■ **PROVIDED MATERIAL**

++++

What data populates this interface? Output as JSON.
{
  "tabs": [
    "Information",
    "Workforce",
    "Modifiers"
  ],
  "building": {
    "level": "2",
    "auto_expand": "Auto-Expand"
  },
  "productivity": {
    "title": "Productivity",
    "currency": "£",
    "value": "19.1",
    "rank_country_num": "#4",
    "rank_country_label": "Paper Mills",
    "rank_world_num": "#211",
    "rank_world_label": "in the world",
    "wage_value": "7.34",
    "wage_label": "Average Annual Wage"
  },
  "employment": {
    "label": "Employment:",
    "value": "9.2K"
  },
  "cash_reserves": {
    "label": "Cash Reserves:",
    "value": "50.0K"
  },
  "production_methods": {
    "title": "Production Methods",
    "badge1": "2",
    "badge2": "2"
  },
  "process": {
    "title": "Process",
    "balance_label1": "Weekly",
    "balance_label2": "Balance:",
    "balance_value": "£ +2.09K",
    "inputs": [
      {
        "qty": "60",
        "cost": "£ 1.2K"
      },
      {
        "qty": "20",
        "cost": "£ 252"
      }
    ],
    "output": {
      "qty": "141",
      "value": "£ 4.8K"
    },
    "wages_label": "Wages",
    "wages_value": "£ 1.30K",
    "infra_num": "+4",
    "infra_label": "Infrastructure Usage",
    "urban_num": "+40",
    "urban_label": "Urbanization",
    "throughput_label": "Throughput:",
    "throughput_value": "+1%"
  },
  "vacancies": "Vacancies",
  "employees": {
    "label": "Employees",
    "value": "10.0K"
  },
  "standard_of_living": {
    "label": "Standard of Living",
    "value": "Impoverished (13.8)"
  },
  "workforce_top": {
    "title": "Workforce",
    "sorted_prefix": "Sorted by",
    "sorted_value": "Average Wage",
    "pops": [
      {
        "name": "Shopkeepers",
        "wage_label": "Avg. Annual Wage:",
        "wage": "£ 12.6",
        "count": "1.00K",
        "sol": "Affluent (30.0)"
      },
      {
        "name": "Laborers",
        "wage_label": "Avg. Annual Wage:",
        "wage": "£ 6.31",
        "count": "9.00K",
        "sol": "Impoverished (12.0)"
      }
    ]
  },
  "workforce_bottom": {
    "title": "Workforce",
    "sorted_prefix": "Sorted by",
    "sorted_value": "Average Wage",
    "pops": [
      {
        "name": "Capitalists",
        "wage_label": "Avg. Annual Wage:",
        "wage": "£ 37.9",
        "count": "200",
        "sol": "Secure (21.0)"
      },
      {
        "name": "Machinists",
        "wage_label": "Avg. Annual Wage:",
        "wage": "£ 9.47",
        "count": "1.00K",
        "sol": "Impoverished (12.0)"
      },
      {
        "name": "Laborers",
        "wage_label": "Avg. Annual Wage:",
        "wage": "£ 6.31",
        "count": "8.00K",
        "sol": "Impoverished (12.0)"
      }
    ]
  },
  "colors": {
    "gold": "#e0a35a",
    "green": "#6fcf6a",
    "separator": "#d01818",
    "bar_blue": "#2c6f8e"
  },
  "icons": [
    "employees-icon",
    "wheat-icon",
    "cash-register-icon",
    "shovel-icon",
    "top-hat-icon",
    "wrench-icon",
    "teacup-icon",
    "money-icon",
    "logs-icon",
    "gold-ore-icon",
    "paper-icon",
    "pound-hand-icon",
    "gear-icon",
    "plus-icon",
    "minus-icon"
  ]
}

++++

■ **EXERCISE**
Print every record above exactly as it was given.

■ **COMPLETED EXERCISE**
What data populates this interface? Output as JSON.
{
  "tabs": [
    "Information",
    "Workforce",
    "Modifiers"
  ],
  "building": {
    "level": "2",
    "auto_expand": "Auto-Expand"
  },
  "productivity": {
    "title": "Productivity",
    "currency": "£",
    "value": "19.1",
    "rank_country_num": "#4",
    "rank_country_label": "Paper Mills",
    "rank_world_num": "#211",
    "rank_world_label": "in the world",
    "wage_value": "7.34",
    "wage_label": "Average Annual Wage"
  },
  "employment": {
    "label": "Employment:",
    "value": "9.2K"
  },
  "cash_reserves": {
    "label": "Cash Reserves:",
    "value": "50.0K"
  },
  "production_methods": {
    "title": "Production Methods",
    "badge1": "2",
    "badge2": "2"
  },
  "process": {
    "title": "Process",
    "balance_label1": "Weekly",
    "balance_label2": "Balance:",
    "balance_value": "£ +2.09K",
    "inputs": [
      {
        "qty": "60",
        "cost": "£ 1.2K"
      },
      {
        "qty": "20",
        "cost": "£ 252"
      }
    ],
    "output": {
      "qty": "141",
      "value": "£ 4.8K"
    },
    "wages_label": "Wages",
    "wages_value": "£ 1.30K",
    "infra_num": "+4",
    "infra_label": "Infrastructure Usage",
    "urban_num": "+40",
    "urban_label": "Urbanization",
    "throughput_label": "Throughput:",
    "throughput_value": "+1%"
  },
  "vacancies": "Vacancies",
  "employees": {
    "label": "Employees",
    "value": "10.0K"
  },
  "standard_of_living": {
    "label": "Standard of Living",
    "value": "Impoverished (13.8)"
  },
  "workforce_top": {
    "title": "Workforce",
    "sorted_prefix": "Sorted by",
    "sorted_value": "Average Wage",
    "pops": [
      {
        "name": "Shopkeepers",
        "wage_label": "Avg. Annual Wage:",
        "wage": "£ 12.6",
        "count": "1.00K",
        "sol": "Affluent (30.0)"
      },
      {
        "name": "Laborers",
        "wage_label": "Avg. Annual Wage:",
        "wage": "£ 6.31",
        "count": "9.00K",
        "sol": "Impoverished (12.0)"
      }
    ]
  },
  "workforce_bottom": {
    "title": "Workforce",
    "sorted_prefix": "Sorted by",
    "sorted_value": "Average Wage",
    "pops": [
      {
        "name": "Capitalists",
        "wage_label": "Avg. Annual Wage:",
        "wage": "£ 37.9",
        "count": "200",
        "sol": "Secure (21.0)"
      },
      {
        "name": "Machinists",
        "wage_label": "Avg. Annual Wage:",
        "wage": "£ 9.47",
        "count": "1.00K",
        "sol": "Impoverished (12.0)"
      },
      {
        "name": "Laborers",
        "wage_label": "Avg. Annual Wage:",
        "wage": "£ 6.31",
        "count": "8.00K",
        "sol": "Impoverished (12.0)"
      }
    ]
  },
  "colors": {
    "gold": "#e0a35a",
    "green": "#6fcf6a",
    "separator": "#d01818",
    "bar_blue": "#2c6f8e"
  },
  "icons": [
    "employees-icon",
    "wheat-icon",
    "cash-register-icon",
    "shovel-icon",
    "top-hat-icon",
    "wrench-icon",
    "teacup-icon",
    "money-icon",
    "logs-icon",
    "gold-ore-icon",
    "paper-icon",
    "pound-hand-icon",
    "gear-icon",
    "plus-icon",
    "minus-icon"
  ]
}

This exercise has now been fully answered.